In the first 2013 paper, she and her colleagues found that individuals who rated high on impulsiveness and lacked discipline or low conscientiousness had high circulating levels of leptin, which plays a critical role in regulating body weight, even after controlling for body mass index, waist circumference or inflammatory markers.
Sutin’s second 2013 paper, “I Know Not To, but I Can’t Help It: Weight Gain and Changes In Impulsivity Related Personality Traits,” has much greater implications. In this study, Sutin and colleagues picked up where the 2011 study left off. They looked to see whether weight gain or loss of 10% or more led to personality changes, specifically impulsiveness and deliberation. They found that, compared to participants to stayed weight-stable, those who gained weight became more impulsive. Those who did not gain weight showed a predicted loss in impulsiveness. Then came the surprise. Contrary to their hypothesis, weight gain was also associated with increases in deliberation. That is, with gaining weight, subjects became more thoughtful before acting. This was especially strong among younger participants. The authors considered that, as participants gained weight, they bought into the American stereotypes about persons with obesity. So they saw themselves as more impulsive even as they were increasing in deliberativeness. They had no change in self-discipline. The authors speculate further, “A second possibility is that physiological mechanisms associated with weight gain could contribute to the relation between weight gain and changes in personality. For example, overweight and obese individuals tend to have higher levels of inflammation and chronic inflammation may reduce the ability to effectively regulate emotions and control behavior.”

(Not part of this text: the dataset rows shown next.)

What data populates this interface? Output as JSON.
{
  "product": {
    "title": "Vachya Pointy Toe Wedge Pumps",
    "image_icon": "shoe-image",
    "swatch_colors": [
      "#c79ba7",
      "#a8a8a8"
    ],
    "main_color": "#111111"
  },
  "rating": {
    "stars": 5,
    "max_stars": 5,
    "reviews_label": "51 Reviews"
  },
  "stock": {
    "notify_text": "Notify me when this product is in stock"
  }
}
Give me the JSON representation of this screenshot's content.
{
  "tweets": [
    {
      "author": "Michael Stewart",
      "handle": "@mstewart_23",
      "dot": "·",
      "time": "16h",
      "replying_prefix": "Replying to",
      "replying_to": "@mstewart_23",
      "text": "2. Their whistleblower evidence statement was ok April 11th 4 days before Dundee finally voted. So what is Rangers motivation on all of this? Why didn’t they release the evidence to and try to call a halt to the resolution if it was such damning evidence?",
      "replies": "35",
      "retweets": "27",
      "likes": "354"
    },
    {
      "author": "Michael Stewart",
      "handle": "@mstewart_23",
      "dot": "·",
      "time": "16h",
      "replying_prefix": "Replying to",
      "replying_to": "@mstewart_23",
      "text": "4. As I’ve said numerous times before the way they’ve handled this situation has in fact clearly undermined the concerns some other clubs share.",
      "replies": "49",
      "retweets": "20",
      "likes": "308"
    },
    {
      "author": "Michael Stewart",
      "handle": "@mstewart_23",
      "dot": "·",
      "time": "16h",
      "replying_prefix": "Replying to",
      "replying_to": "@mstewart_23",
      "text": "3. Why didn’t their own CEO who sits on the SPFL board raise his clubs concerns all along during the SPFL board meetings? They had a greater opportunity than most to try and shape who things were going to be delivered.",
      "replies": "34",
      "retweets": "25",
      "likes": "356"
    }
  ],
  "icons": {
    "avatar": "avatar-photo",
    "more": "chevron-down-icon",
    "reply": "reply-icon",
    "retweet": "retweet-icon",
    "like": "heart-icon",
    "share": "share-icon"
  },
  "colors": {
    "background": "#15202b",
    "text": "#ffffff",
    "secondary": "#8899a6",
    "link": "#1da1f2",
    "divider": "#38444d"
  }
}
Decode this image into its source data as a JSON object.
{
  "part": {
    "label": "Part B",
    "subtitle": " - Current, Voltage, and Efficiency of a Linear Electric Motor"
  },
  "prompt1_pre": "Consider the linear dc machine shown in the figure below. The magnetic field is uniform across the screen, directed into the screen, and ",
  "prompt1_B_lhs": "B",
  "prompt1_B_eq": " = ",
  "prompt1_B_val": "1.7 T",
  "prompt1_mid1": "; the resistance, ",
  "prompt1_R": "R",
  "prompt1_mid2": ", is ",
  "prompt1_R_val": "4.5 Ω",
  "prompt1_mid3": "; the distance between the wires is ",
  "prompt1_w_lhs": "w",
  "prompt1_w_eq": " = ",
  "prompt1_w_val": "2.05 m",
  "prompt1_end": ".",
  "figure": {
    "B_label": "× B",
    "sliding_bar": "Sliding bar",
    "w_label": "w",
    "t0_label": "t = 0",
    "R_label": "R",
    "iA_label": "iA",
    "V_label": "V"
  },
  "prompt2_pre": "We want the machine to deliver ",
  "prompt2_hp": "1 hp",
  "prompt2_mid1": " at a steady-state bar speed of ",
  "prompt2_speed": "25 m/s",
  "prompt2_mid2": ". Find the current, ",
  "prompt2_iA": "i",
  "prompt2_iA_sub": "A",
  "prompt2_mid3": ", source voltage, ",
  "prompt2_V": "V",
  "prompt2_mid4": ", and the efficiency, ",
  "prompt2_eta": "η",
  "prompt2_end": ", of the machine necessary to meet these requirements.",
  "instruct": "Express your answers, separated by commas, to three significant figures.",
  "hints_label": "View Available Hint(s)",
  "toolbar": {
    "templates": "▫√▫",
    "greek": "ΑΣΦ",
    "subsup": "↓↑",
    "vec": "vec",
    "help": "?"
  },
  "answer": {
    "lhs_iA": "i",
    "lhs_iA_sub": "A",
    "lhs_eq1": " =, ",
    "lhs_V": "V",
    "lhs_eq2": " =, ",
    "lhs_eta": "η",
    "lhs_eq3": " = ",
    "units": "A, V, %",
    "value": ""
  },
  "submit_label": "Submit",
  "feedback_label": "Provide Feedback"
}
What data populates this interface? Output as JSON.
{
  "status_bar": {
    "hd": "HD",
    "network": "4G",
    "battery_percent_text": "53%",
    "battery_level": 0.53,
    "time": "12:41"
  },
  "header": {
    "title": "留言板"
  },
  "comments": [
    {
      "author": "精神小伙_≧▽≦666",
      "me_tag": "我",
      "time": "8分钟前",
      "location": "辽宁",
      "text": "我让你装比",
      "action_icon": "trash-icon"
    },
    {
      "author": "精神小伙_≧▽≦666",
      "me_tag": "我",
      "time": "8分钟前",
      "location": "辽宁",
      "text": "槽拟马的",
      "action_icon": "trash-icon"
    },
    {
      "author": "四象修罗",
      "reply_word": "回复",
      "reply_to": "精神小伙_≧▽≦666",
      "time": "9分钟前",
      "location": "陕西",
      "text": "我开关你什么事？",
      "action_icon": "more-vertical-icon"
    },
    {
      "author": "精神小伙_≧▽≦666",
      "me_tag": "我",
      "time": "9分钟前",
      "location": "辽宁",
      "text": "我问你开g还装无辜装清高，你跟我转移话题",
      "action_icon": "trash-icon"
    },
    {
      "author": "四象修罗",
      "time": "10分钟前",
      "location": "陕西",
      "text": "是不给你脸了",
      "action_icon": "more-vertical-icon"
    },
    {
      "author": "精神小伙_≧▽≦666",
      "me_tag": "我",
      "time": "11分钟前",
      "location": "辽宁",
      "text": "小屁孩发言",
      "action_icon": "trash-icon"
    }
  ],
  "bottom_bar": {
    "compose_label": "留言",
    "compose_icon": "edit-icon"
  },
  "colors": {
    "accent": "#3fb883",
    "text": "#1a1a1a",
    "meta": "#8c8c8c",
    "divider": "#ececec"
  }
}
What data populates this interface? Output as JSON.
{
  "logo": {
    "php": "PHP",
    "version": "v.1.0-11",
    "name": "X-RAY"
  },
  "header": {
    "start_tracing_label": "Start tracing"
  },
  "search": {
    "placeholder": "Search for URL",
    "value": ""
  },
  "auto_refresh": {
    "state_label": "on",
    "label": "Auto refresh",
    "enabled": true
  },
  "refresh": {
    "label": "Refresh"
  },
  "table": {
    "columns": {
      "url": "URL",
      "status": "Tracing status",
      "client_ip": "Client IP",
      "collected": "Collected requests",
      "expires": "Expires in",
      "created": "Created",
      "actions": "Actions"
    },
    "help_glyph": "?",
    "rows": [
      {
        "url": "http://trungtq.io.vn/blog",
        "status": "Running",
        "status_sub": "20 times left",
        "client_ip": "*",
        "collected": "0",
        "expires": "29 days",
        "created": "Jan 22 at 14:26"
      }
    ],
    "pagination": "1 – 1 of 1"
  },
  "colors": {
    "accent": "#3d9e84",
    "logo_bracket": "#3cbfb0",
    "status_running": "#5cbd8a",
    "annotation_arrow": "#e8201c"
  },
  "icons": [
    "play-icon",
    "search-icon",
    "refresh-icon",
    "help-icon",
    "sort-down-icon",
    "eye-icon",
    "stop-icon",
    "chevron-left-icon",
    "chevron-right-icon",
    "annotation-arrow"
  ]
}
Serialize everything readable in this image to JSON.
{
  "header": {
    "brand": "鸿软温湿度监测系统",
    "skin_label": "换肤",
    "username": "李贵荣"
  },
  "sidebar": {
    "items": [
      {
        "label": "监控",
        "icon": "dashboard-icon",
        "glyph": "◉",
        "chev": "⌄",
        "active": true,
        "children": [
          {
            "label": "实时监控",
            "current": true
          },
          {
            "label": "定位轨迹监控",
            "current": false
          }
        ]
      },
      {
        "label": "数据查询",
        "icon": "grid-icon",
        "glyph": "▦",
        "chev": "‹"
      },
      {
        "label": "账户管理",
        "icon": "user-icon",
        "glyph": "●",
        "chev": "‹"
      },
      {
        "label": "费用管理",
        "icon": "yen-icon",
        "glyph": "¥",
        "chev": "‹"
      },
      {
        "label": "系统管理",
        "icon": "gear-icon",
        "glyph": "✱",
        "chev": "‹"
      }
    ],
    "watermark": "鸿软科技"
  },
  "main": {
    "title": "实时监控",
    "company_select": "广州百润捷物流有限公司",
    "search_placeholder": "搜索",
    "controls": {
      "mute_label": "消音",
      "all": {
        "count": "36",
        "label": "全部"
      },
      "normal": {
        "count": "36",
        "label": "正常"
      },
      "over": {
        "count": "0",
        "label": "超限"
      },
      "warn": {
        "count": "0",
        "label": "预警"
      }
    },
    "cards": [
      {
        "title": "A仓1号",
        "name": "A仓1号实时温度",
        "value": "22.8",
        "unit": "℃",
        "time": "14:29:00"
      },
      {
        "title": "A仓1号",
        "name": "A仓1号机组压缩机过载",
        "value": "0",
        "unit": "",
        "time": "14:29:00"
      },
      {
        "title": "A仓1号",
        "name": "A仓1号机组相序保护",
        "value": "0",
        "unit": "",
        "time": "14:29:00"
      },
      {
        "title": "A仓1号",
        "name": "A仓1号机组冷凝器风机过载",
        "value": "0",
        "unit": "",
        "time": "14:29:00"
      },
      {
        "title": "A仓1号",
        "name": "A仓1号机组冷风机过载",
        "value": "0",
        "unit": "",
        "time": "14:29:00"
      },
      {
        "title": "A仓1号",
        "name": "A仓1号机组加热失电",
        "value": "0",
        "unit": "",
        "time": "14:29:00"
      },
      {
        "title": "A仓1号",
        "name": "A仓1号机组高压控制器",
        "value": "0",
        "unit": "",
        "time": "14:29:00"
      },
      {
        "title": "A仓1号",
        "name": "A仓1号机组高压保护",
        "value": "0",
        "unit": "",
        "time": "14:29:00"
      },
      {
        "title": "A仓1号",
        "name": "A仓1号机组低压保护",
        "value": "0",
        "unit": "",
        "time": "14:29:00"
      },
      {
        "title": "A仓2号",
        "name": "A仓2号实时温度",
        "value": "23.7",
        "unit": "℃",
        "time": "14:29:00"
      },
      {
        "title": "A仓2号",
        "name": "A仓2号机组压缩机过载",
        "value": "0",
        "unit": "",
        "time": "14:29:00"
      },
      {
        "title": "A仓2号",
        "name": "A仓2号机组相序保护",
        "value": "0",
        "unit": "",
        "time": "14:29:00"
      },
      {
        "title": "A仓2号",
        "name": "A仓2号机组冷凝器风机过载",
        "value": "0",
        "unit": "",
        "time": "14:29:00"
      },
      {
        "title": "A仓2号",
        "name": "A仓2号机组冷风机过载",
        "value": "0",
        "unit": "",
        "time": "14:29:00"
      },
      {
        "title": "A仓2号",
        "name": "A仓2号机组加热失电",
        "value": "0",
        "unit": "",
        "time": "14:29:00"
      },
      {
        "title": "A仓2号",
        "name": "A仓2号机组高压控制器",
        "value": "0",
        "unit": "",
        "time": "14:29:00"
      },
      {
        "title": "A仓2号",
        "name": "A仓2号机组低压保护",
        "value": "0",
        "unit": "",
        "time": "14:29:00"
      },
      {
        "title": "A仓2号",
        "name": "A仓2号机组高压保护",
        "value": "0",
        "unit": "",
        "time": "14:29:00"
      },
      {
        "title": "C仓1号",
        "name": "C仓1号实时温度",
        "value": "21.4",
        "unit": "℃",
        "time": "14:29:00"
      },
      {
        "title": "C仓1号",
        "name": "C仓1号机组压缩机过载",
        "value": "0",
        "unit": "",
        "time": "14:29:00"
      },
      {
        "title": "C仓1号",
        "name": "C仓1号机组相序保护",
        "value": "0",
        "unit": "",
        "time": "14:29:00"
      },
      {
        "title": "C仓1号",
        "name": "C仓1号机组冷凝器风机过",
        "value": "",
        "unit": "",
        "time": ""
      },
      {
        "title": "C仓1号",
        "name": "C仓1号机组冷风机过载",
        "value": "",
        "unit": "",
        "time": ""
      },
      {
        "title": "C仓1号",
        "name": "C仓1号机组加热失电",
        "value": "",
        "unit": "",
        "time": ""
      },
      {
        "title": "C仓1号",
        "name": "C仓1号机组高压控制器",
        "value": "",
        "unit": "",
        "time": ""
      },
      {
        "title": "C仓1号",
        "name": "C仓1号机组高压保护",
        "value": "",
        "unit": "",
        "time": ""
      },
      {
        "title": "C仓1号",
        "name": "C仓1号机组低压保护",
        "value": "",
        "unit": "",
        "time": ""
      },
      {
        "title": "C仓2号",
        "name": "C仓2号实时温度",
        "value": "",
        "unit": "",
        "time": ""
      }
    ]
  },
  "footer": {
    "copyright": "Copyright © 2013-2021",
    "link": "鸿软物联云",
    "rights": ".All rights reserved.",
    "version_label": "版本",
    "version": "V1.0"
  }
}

Sutin et al suggest more research to help identify how considerations of personality traits can enhance interventions. For example, information on healthy lifestyles may be less useful for some than information on emotional aspects of impulsivity.
Finally, Hank concludes that the ‘disease’ label will be a crutch and cause people to stop making lifestyle changes and probably backslide. Why do these pundits make such negative generalizations about 2/3 of the population? Has the food industry decided just to insult its customers? You may want to see what happened with Michael Jefferies, the head of the head of Abercrombie & Fitch who said he did not want fat customers in his store. Donny Deutsch, advertising executive and TV personality, recently called him “disgusting” and “vile.” or University of New Mexico professor Geoffrey Miller who said he did not want students with obesity to apply to his Ph.D. program. He is being investigated by his university.
Oh, if only we would just leave obesity in the hands of the benevolent food industry!
Remember, those are the folks who are re-introducing Twinkie’s to America’s stores.
The same folks who have brought us tennis superstar Maria Sharapova whole line of candy called, “Sugarpova“. (Get it?) See picture above.
Sonic" peanut butter and bacon milk shake
Oh, and then there is Safeway’s leadership to shift the costs of health insurance onto overweight and obese employees based on dubious representation of their program and Kroger’s and Safeway’s efforts to derail front of package calorie labeling in supermarkets. Yeah, let’s all follow those guys.